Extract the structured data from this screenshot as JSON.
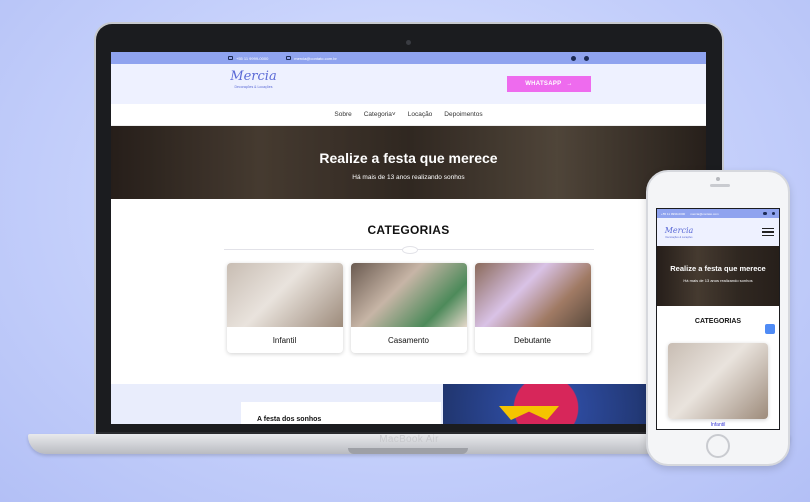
{
  "device": {
    "laptop_label": "MacBook Air"
  },
  "site": {
    "topbar": {
      "phone": "+55 11 9999-0000",
      "email": "mercia@contato.com.br"
    },
    "logo": {
      "name": "Mercia",
      "tagline": "Decorações & Locações"
    },
    "whatsapp_label": "WHATSAPP",
    "nav": [
      "Sobre",
      "Categoria",
      "Locação",
      "Depoimentos"
    ],
    "hero": {
      "title": "Realize a festa que merece",
      "subtitle": "Há mais de 13 anos realizando sonhos"
    },
    "categories_title": "CATEGORIAS",
    "categories": [
      "Infantil",
      "Casamento",
      "Debutante"
    ],
    "banner_heading": "A festa dos sonhos"
  },
  "phone": {
    "topbar": {
      "phone": "+55 11 9999-0000",
      "email": "mercia@contato.com"
    },
    "logo": {
      "name": "Mercia",
      "tagline": "Decorações & Locações"
    },
    "hero": {
      "title": "Realize a festa que merece",
      "subtitle": "Há mais de 13 anos realizando sonhos"
    },
    "categories_title": "CATEGORIAS",
    "first_category": "Infantil"
  },
  "colors": {
    "accent": "#8fa3ef",
    "whatsapp": "#ee6bee",
    "brand": "#5b6ad6"
  }
}
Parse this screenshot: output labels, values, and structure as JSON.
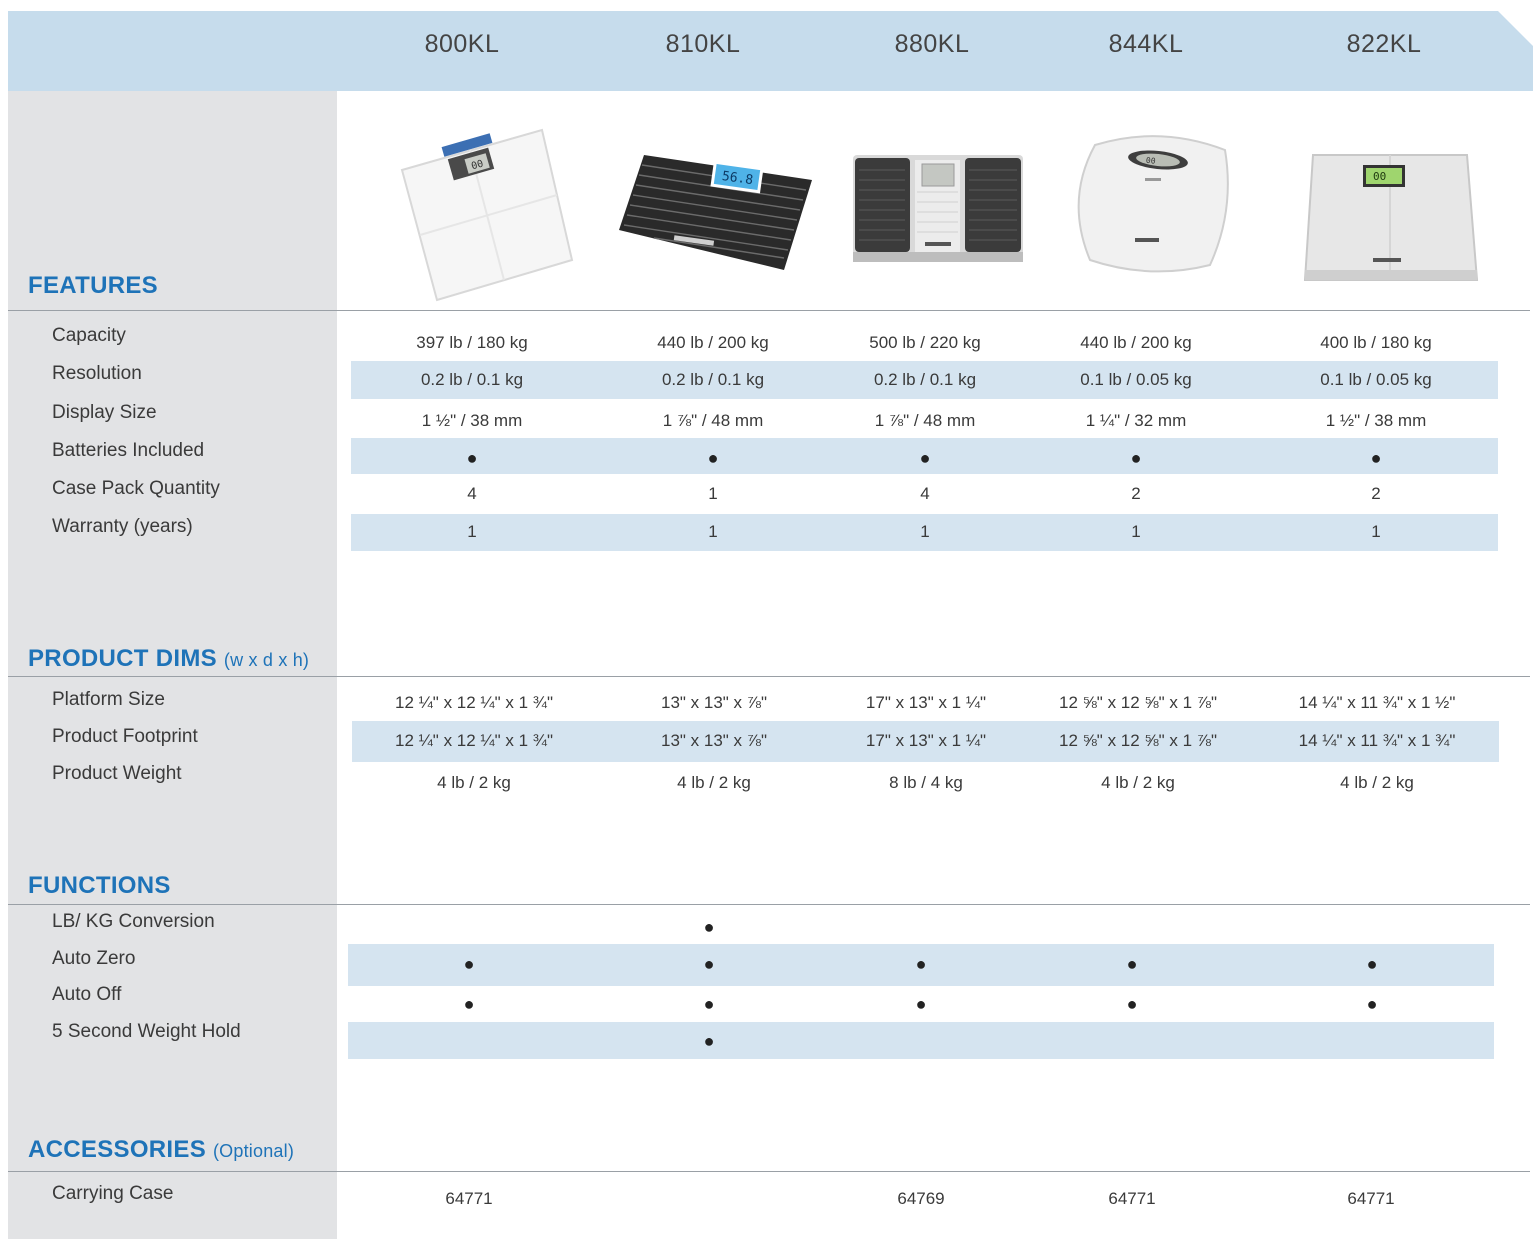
{
  "models": [
    "800KL",
    "810KL",
    "880KL",
    "844KL",
    "822KL"
  ],
  "sections": {
    "features": {
      "title": "FEATURES",
      "sub": ""
    },
    "dims": {
      "title": "PRODUCT DIMS",
      "sub": "(w x d x h)"
    },
    "functions": {
      "title": "FUNCTIONS",
      "sub": ""
    },
    "accessories": {
      "title": "ACCESSORIES",
      "sub": "(Optional)"
    }
  },
  "features": [
    {
      "label": "Capacity",
      "values": [
        "397 lb / 180 kg",
        "440 lb / 200 kg",
        "500 lb / 220 kg",
        "440 lb / 200 kg",
        "400 lb / 180 kg"
      ]
    },
    {
      "label": "Resolution",
      "values": [
        "0.2 lb / 0.1 kg",
        "0.2 lb / 0.1 kg",
        "0.2 lb / 0.1 kg",
        "0.1 lb / 0.05 kg",
        "0.1 lb / 0.05 kg"
      ]
    },
    {
      "label": "Display Size",
      "values": [
        "1 ½\" / 38 mm",
        "1 ⅞\" / 48 mm",
        "1 ⅞\" / 48 mm",
        "1 ¼\" / 32 mm",
        "1 ½\" / 38 mm"
      ]
    },
    {
      "label": "Batteries Included",
      "values": [
        "●",
        "●",
        "●",
        "●",
        "●"
      ]
    },
    {
      "label": "Case Pack Quantity",
      "values": [
        "4",
        "1",
        "4",
        "2",
        "2"
      ]
    },
    {
      "label": "Warranty (years)",
      "values": [
        "1",
        "1",
        "1",
        "1",
        "1"
      ]
    }
  ],
  "dims": [
    {
      "label": "Platform Size",
      "values": [
        "12 ¼\" x 12 ¼\" x 1 ¾\"",
        "13\" x 13\" x ⅞\"",
        "17\" x 13\" x 1 ¼\"",
        "12 ⅝\" x 12 ⅝\" x 1 ⅞\"",
        "14 ¼\" x 11 ¾\" x 1 ½\""
      ]
    },
    {
      "label": "Product Footprint",
      "values": [
        "12 ¼\" x 12 ¼\" x 1 ¾\"",
        "13\" x 13\" x ⅞\"",
        "17\" x 13\" x 1 ¼\"",
        "12 ⅝\" x 12 ⅝\" x 1 ⅞\"",
        "14 ¼\" x 11 ¾\" x 1 ¾\""
      ]
    },
    {
      "label": "Product Weight",
      "values": [
        "4 lb / 2 kg",
        "4 lb / 2 kg",
        "8 lb / 4 kg",
        "4 lb / 2 kg",
        "4 lb / 2 kg"
      ]
    }
  ],
  "functions": [
    {
      "label": "LB/ KG Conversion",
      "values": [
        "",
        "●",
        "",
        "",
        ""
      ]
    },
    {
      "label": "Auto Zero",
      "values": [
        "●",
        "●",
        "●",
        "●",
        "●"
      ]
    },
    {
      "label": "Auto Off",
      "values": [
        "●",
        "●",
        "●",
        "●",
        "●"
      ]
    },
    {
      "label": "5 Second Weight Hold",
      "values": [
        "",
        "●",
        "",
        "",
        ""
      ]
    }
  ],
  "accessories": [
    {
      "label": "Carrying Case",
      "values": [
        "64771",
        "",
        "64769",
        "64771",
        "64771"
      ]
    }
  ],
  "displays": {
    "m800": "00",
    "m810": "56.8",
    "m844": "00",
    "m822": "00"
  }
}
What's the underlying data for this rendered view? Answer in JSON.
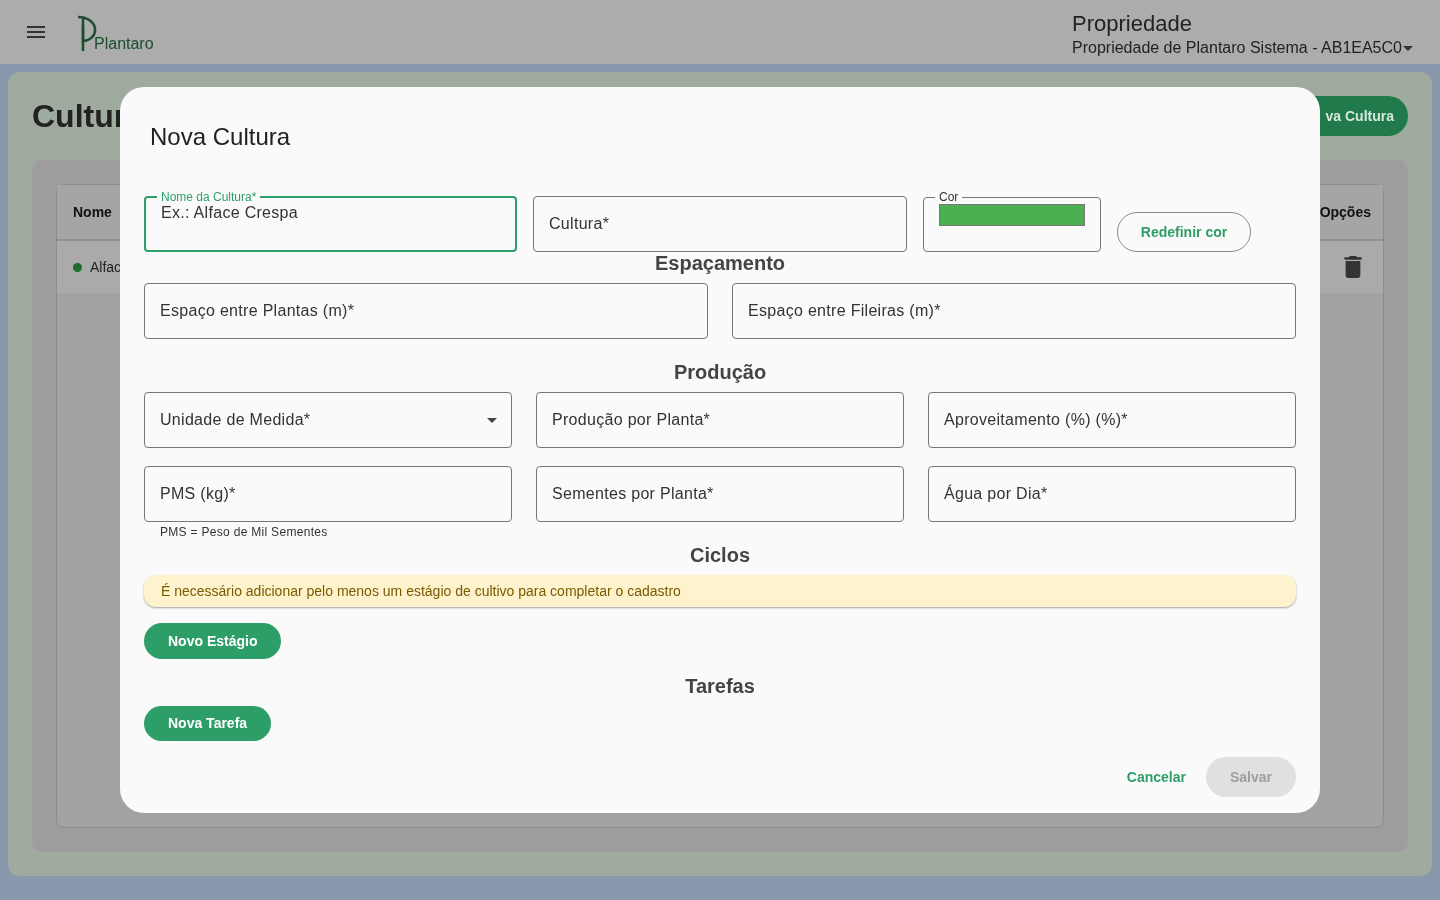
{
  "header": {
    "logo": "Plantaro",
    "property_label": "Propriedade",
    "property_value": "Propriedade de Plantaro Sistema - AB1EA5C0"
  },
  "page": {
    "title": "Cultur",
    "new_button": "va Cultura",
    "table": {
      "columns": [
        "Nome",
        "Opções"
      ],
      "rows": [
        {
          "name": "Alfac",
          "color": "#1f6b30"
        }
      ]
    }
  },
  "dialog": {
    "title": "Nova Cultura",
    "rows": [
      {
        "heading": null,
        "fields": [
          {
            "kind": "text",
            "label": "Nome da Cultura*",
            "placeholder": "Ex.: Alface Crespa",
            "focused": true
          },
          {
            "kind": "text",
            "label": "Cultura*",
            "focused": false
          },
          {
            "kind": "color",
            "label": "Cor",
            "color": "#4caf50"
          },
          {
            "kind": "button",
            "label": "Redefinir cor"
          }
        ]
      },
      {
        "heading": "Espaçamento",
        "fields": [
          {
            "kind": "text",
            "label": "Espaço entre Plantas (m)*",
            "focused": false
          },
          {
            "kind": "text",
            "label": "Espaço entre Fileiras (m)*",
            "focused": false
          }
        ]
      },
      {
        "heading": "Produção",
        "fields": [
          {
            "kind": "select",
            "label": "Unidade de Medida*",
            "focused": false
          },
          {
            "kind": "text",
            "label": "Produção por Planta*",
            "focused": false
          },
          {
            "kind": "text",
            "label": "Aproveitamento (%) (%)*",
            "focused": false
          }
        ]
      },
      {
        "heading": null,
        "fields": [
          {
            "kind": "text",
            "label": "PMS (kg)*",
            "helper": "PMS = Peso de Mil Sementes",
            "focused": false
          },
          {
            "kind": "text",
            "label": "Sementes por Planta*",
            "focused": false
          },
          {
            "kind": "text",
            "label": "Água por Dia*",
            "focused": false
          }
        ]
      }
    ],
    "cycles": {
      "heading": "Ciclos",
      "alert": "É necessário adicionar pelo menos um estágio de cultivo para completar o cadastro",
      "button": "Novo Estágio"
    },
    "tasks": {
      "heading": "Tarefas",
      "button": "Nova Tarefa"
    },
    "actions": [
      {
        "label": "Cancelar",
        "disabled": false
      },
      {
        "label": "Salvar",
        "disabled": true
      }
    ]
  }
}
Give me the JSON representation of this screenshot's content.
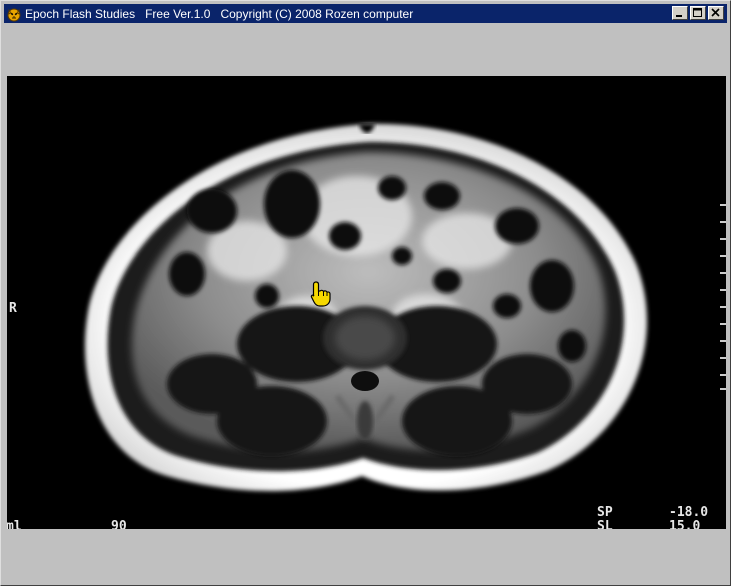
{
  "window": {
    "title": "Epoch Flash Studies   Free Ver.1.0   Copyright (C) 2008 Rozen computer",
    "icon": "tiger-app-icon",
    "buttons": {
      "minimize": "minimize-icon",
      "maximize": "maximize-icon",
      "close": "close-icon"
    }
  },
  "viewer": {
    "image": "axial abdominal MRI slice",
    "overlays": {
      "orientation": "R",
      "bottom_left": "ml",
      "bottom_mid": "90",
      "sp_label": "SP",
      "sp_value": "-18.0",
      "sl_label": "SL",
      "sl_value": "15.0"
    },
    "cursor": "pointing-hand-cursor-icon"
  },
  "colors": {
    "titlebar": "#0a246a",
    "window_bg": "#c0c0c0",
    "viewer_bg": "#000000",
    "cursor_fill": "#f5d800"
  }
}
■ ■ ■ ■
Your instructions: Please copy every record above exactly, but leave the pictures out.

Written response:
Extract the structured data from this screenshot as JSON.
{
  "device": {
    "laptop_label": "MacBook Air"
  },
  "site": {
    "topbar": {
      "phone": "+55 11 9999-0000",
      "email": "mercia@contato.com.br"
    },
    "logo": {
      "name": "Mercia",
      "tagline": "Decorações & Locações"
    },
    "whatsapp_label": "WHATSAPP",
    "nav": [
      "Sobre",
      "Categoria",
      "Locação",
      "Depoimentos"
    ],
    "hero": {
      "title": "Realize a festa que merece",
      "subtitle": "Há mais de 13 anos realizando sonhos"
    },
    "categories_title": "CATEGORIAS",
    "categories": [
      "Infantil",
      "Casamento",
      "Debutante"
    ],
    "banner_heading": "A festa dos sonhos"
  },
  "phone": {
    "topbar": {
      "phone": "+55 11 9999-0000",
      "email": "mercia@contato.com"
    },
    "logo": {
      "name": "Mercia",
      "tagline": "Decorações & Locações"
    },
    "hero": {
      "title": "Realize a festa que merece",
      "subtitle": "Há mais de 13 anos realizando sonhos"
    },
    "categories_title": "CATEGORIAS",
    "first_category": "Infantil"
  },
  "colors": {
    "accent": "#8fa3ef",
    "whatsapp": "#ee6bee",
    "brand": "#5b6ad6"
  }
}
Parse this screenshot: output labels, values, and structure as JSON.
{
  "models": [
    "800KL",
    "810KL",
    "880KL",
    "844KL",
    "822KL"
  ],
  "sections": {
    "features": {
      "title": "FEATURES",
      "sub": ""
    },
    "dims": {
      "title": "PRODUCT DIMS",
      "sub": "(w x d x h)"
    },
    "functions": {
      "title": "FUNCTIONS",
      "sub": ""
    },
    "accessories": {
      "title": "ACCESSORIES",
      "sub": "(Optional)"
    }
  },
  "features": [
    {
      "label": "Capacity",
      "values": [
        "397 lb / 180 kg",
        "440 lb / 200 kg",
        "500 lb / 220 kg",
        "440 lb / 200 kg",
        "400 lb / 180 kg"
      ]
    },
    {
      "label": "Resolution",
      "values": [
        "0.2 lb / 0.1 kg",
        "0.2 lb / 0.1 kg",
        "0.2 lb / 0.1 kg",
        "0.1 lb / 0.05 kg",
        "0.1 lb / 0.05 kg"
      ]
    },
    {
      "label": "Display Size",
      "values": [
        "1 ½\" / 38 mm",
        "1 ⅞\" / 48 mm",
        "1 ⅞\" / 48 mm",
        "1 ¼\" / 32 mm",
        "1 ½\" / 38 mm"
      ]
    },
    {
      "label": "Batteries Included",
      "values": [
        "●",
        "●",
        "●",
        "●",
        "●"
      ]
    },
    {
      "label": "Case Pack Quantity",
      "values": [
        "4",
        "1",
        "4",
        "2",
        "2"
      ]
    },
    {
      "label": "Warranty (years)",
      "values": [
        "1",
        "1",
        "1",
        "1",
        "1"
      ]
    }
  ],
  "dims": [
    {
      "label": "Platform Size",
      "values": [
        "12 ¼\" x 12 ¼\" x 1 ¾\"",
        "13\" x 13\" x ⅞\"",
        "17\" x 13\" x 1 ¼\"",
        "12 ⅝\" x 12 ⅝\" x 1 ⅞\"",
        "14 ¼\" x 11 ¾\" x 1 ½\""
      ]
    },
    {
      "label": "Product Footprint",
      "values": [
        "12 ¼\" x 12 ¼\" x 1 ¾\"",
        "13\" x 13\" x ⅞\"",
        "17\" x 13\" x 1 ¼\"",
        "12 ⅝\" x 12 ⅝\" x 1 ⅞\"",
        "14 ¼\" x 11 ¾\" x 1 ¾\""
      ]
    },
    {
      "label": "Product Weight",
      "values": [
        "4 lb / 2 kg",
        "4 lb / 2 kg",
        "8 lb / 4 kg",
        "4 lb / 2 kg",
        "4 lb / 2 kg"
      ]
    }
  ],
  "functions": [
    {
      "label": "LB/ KG Conversion",
      "values": [
        "",
        "●",
        "",
        "",
        ""
      ]
    },
    {
      "label": "Auto Zero",
      "values": [
        "●",
        "●",
        "●",
        "●",
        "●"
      ]
    },
    {
      "label": "Auto Off",
      "values": [
        "●",
        "●",
        "●",
        "●",
        "●"
      ]
    },
    {
      "label": "5 Second Weight Hold",
      "values": [
        "",
        "●",
        "",
        "",
        ""
      ]
    }
  ],
  "accessories": [
    {
      "label": "Carrying Case",
      "values": [
        "64771",
        "",
        "64769",
        "64771",
        "64771"
      ]
    }
  ],
  "displays": {
    "m800": "00",
    "m810": "56.8",
    "m844": "00",
    "m822": "00"
  }
}
What's the underlying data for this rendered view? Answer in JSON.
{
  "header": {
    "logo": "Plantaro",
    "property_label": "Propriedade",
    "property_value": "Propriedade de Plantaro Sistema - AB1EA5C0"
  },
  "page": {
    "title": "Cultur",
    "new_button": "va Cultura",
    "table": {
      "columns": [
        "Nome",
        "Opções"
      ],
      "rows": [
        {
          "name": "Alfac",
          "color": "#1f6b30"
        }
      ]
    }
  },
  "dialog": {
    "title": "Nova Cultura",
    "rows": [
      {
        "heading": null,
        "fields": [
          {
            "kind": "text",
            "label": "Nome da Cultura*",
            "placeholder": "Ex.: Alface Crespa",
            "focused": true
          },
          {
            "kind": "text",
            "label": "Cultura*",
            "focused": false
          },
          {
            "kind": "color",
            "label": "Cor",
            "color": "#4caf50"
          },
          {
            "kind": "button",
            "label": "Redefinir cor"
          }
        ]
      },
      {
        "heading": "Espaçamento",
        "fields": [
          {
            "kind": "text",
            "label": "Espaço entre Plantas (m)*",
            "focused": false
          },
          {
            "kind": "text",
            "label": "Espaço entre Fileiras (m)*",
            "focused": false
          }
        ]
      },
      {
        "heading": "Produção",
        "fields": [
          {
            "kind": "select",
            "label": "Unidade de Medida*",
            "focused": false
          },
          {
            "kind": "text",
            "label": "Produção por Planta*",
            "focused": false
          },
          {
            "kind": "text",
            "label": "Aproveitamento (%) (%)*",
            "focused": false
          }
        ]
      },
      {
        "heading": null,
        "fields": [
          {
            "kind": "text",
            "label": "PMS (kg)*",
            "helper": "PMS = Peso de Mil Sementes",
            "focused": false
          },
          {
            "kind": "text",
            "label": "Sementes por Planta*",
            "focused": false
          },
          {
            "kind": "text",
            "label": "Água por Dia*",
            "focused": false
          }
        ]
      }
    ],
    "cycles": {
      "heading": "Ciclos",
      "alert": "É necessário adicionar pelo menos um estágio de cultivo para completar o cadastro",
      "button": "Novo Estágio"
    },
    "tasks": {
      "heading": "Tarefas",
      "button": "Nova Tarefa"
    },
    "actions": [
      {
        "label": "Cancelar",
        "disabled": false
      },
      {
        "label": "Salvar",
        "disabled": true
      }
    ]
  }
}
Give me the JSON representation of this screenshot's content.
{
  "window": {
    "title": "Epoch Flash Studies   Free Ver.1.0   Copyright (C) 2008 Rozen computer",
    "icon": "tiger-app-icon",
    "buttons": {
      "minimize": "minimize-icon",
      "maximize": "maximize-icon",
      "close": "close-icon"
    }
  },
  "viewer": {
    "image": "axial abdominal MRI slice",
    "overlays": {
      "orientation": "R",
      "bottom_left": "ml",
      "bottom_mid": "90",
      "sp_label": "SP",
      "sp_value": "-18.0",
      "sl_label": "SL",
      "sl_value": "15.0"
    },
    "cursor": "pointing-hand-cursor-icon"
  },
  "colors": {
    "titlebar": "#0a246a",
    "window_bg": "#c0c0c0",
    "viewer_bg": "#000000",
    "cursor_fill": "#f5d800"
  }
}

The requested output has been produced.